## Action item
Retype each entry exactly. Skip any pictures.
::: Data :::
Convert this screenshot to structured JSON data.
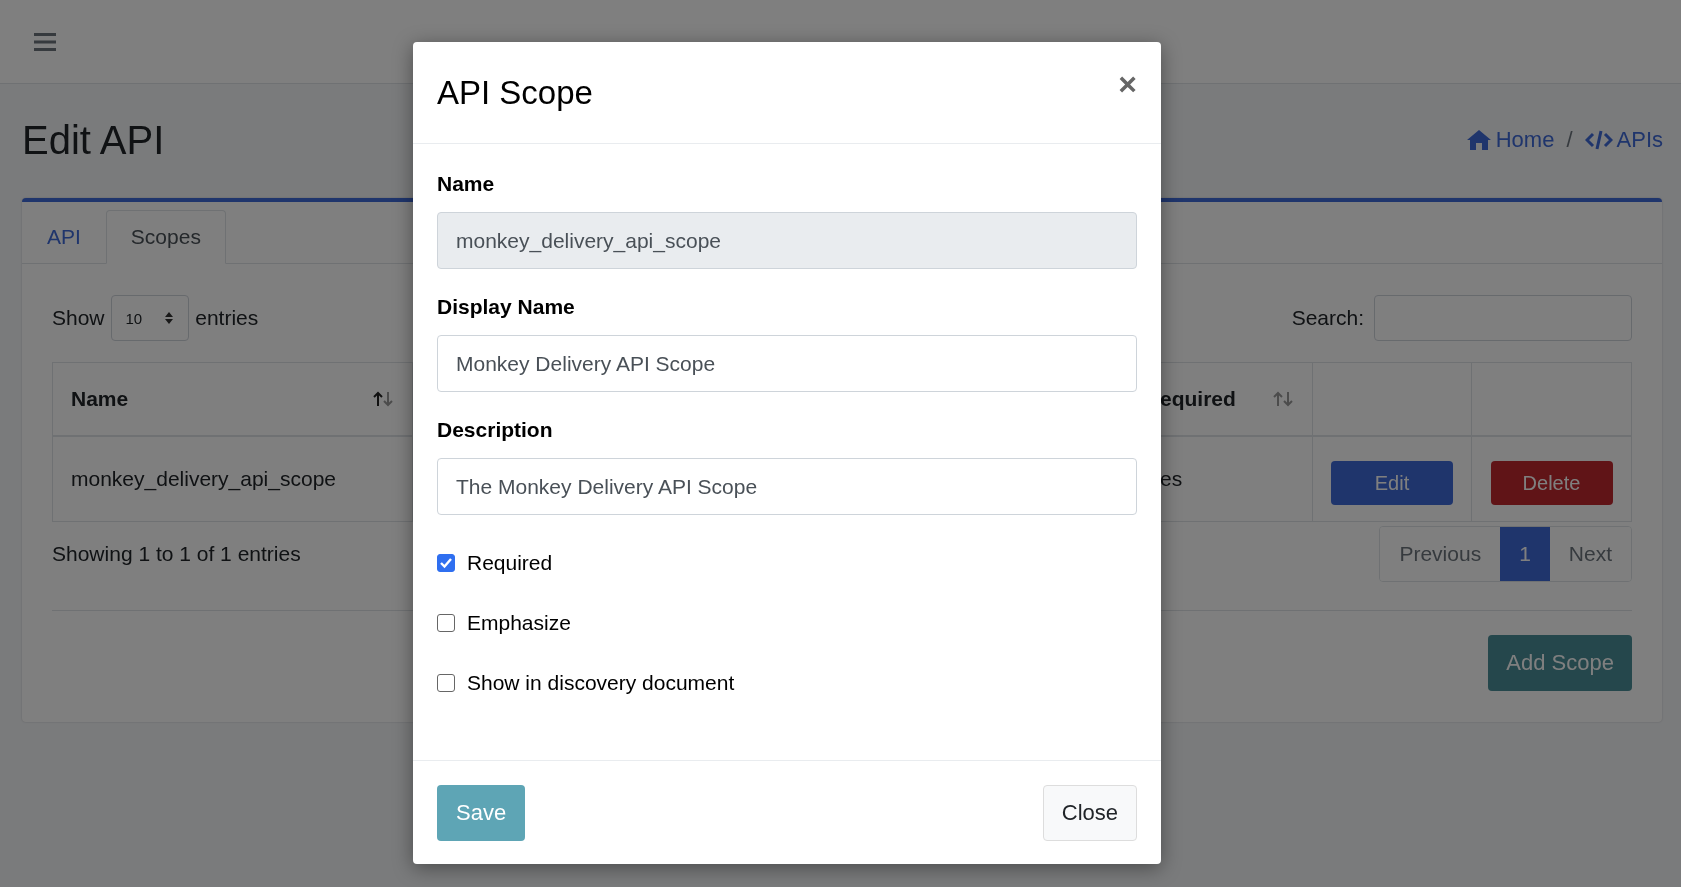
{
  "page": {
    "title": "Edit API",
    "breadcrumb": [
      {
        "label": "Home",
        "kind": "home"
      },
      {
        "label": "APIs",
        "kind": "code"
      }
    ],
    "separator": "/"
  },
  "tabs": [
    {
      "label": "API",
      "selected": false
    },
    {
      "label": "Scopes",
      "selected": true
    }
  ],
  "length_menu": {
    "before": "Show",
    "value": "10",
    "after": "entries"
  },
  "search": {
    "label": "Search:"
  },
  "table": {
    "columns": [
      "Name",
      "equired"
    ],
    "rows": [
      {
        "name": "monkey_delivery_api_scope",
        "required": "es",
        "edit": "Edit",
        "delete": "Delete"
      }
    ]
  },
  "info": "Showing 1 to 1 of 1 entries",
  "pagination": [
    {
      "label": "Previous",
      "selected": false
    },
    {
      "label": "1",
      "selected": true
    },
    {
      "label": "Next",
      "selected": false
    }
  ],
  "add_button": "Add Scope",
  "modal": {
    "title": "API Scope",
    "close_icon": "×",
    "fields": [
      {
        "label": "Name",
        "value": "monkey_delivery_api_scope",
        "disabled": true
      },
      {
        "label": "Display Name",
        "value": "Monkey Delivery API Scope",
        "disabled": false
      },
      {
        "label": "Description",
        "value": "The Monkey Delivery API Scope",
        "disabled": false
      }
    ],
    "checkboxes": [
      {
        "label": "Required",
        "checked": true
      },
      {
        "label": "Emphasize",
        "checked": false
      },
      {
        "label": "Show in discovery document",
        "checked": false
      }
    ],
    "save": "Save",
    "close": "Close"
  }
}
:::
## Reply to the exercise
Convert this screenshot to structured JSON data.
{
  "page": {
    "title": "Edit API",
    "breadcrumb": [
      {
        "label": "Home",
        "kind": "home"
      },
      {
        "label": "APIs",
        "kind": "code"
      }
    ],
    "separator": "/"
  },
  "tabs": [
    {
      "label": "API",
      "selected": false
    },
    {
      "label": "Scopes",
      "selected": true
    }
  ],
  "length_menu": {
    "before": "Show",
    "value": "10",
    "after": "entries"
  },
  "search": {
    "label": "Search:"
  },
  "table": {
    "columns": [
      "Name",
      "equired"
    ],
    "rows": [
      {
        "name": "monkey_delivery_api_scope",
        "required": "es",
        "edit": "Edit",
        "delete": "Delete"
      }
    ]
  },
  "info": "Showing 1 to 1 of 1 entries",
  "pagination": [
    {
      "label": "Previous",
      "selected": false
    },
    {
      "label": "1",
      "selected": true
    },
    {
      "label": "Next",
      "selected": false
    }
  ],
  "add_button": "Add Scope",
  "modal": {
    "title": "API Scope",
    "close_icon": "×",
    "fields": [
      {
        "label": "Name",
        "value": "monkey_delivery_api_scope",
        "disabled": true
      },
      {
        "label": "Display Name",
        "value": "Monkey Delivery API Scope",
        "disabled": false
      },
      {
        "label": "Description",
        "value": "The Monkey Delivery API Scope",
        "disabled": false
      }
    ],
    "checkboxes": [
      {
        "label": "Required",
        "checked": true
      },
      {
        "label": "Emphasize",
        "checked": false
      },
      {
        "label": "Show in discovery document",
        "checked": false
      }
    ],
    "save": "Save",
    "close": "Close"
  }
}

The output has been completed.